**What you should do:**
Search the entries for the word "current" and copy each line that has it.

***** Listed records

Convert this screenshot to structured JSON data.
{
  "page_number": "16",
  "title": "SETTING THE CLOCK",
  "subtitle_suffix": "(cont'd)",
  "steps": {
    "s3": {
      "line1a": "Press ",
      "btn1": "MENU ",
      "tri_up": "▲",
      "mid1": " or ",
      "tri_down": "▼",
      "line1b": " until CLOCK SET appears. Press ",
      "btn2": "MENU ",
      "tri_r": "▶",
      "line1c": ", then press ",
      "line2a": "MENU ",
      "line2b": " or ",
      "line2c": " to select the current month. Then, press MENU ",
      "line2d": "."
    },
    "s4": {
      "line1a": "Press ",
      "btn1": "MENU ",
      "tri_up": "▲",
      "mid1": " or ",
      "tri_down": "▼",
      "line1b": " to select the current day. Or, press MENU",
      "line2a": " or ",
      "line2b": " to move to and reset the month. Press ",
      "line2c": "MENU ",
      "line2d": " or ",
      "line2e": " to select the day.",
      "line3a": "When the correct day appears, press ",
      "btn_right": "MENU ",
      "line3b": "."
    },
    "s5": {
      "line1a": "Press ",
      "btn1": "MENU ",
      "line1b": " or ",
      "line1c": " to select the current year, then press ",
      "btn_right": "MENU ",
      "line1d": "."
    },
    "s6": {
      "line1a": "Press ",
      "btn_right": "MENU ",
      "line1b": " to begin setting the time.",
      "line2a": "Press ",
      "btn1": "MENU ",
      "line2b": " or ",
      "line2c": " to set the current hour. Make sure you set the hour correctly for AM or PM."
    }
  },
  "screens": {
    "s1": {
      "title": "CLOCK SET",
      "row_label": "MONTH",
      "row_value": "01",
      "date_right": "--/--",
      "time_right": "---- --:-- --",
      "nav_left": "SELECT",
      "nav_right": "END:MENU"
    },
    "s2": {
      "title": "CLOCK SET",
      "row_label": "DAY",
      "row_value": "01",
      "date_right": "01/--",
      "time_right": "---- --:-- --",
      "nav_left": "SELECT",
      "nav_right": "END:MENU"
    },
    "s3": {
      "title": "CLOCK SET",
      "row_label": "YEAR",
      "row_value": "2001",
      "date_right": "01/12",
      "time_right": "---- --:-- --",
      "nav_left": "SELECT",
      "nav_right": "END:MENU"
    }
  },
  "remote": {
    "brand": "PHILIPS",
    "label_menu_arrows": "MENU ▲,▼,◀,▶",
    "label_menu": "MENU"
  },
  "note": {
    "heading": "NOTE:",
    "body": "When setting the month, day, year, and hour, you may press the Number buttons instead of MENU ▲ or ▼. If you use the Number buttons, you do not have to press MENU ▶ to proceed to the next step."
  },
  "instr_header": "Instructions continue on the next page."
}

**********

**Solved exercise:**
      "line2c": " to select the current month. Then, press MENU ",
      "line1b": " to select the current day. Or, press MENU",
      "line1c": " to select the current year, then press ",
      "line2c": " to set the current hour. Make sure you set the hour correctly for AM or PM."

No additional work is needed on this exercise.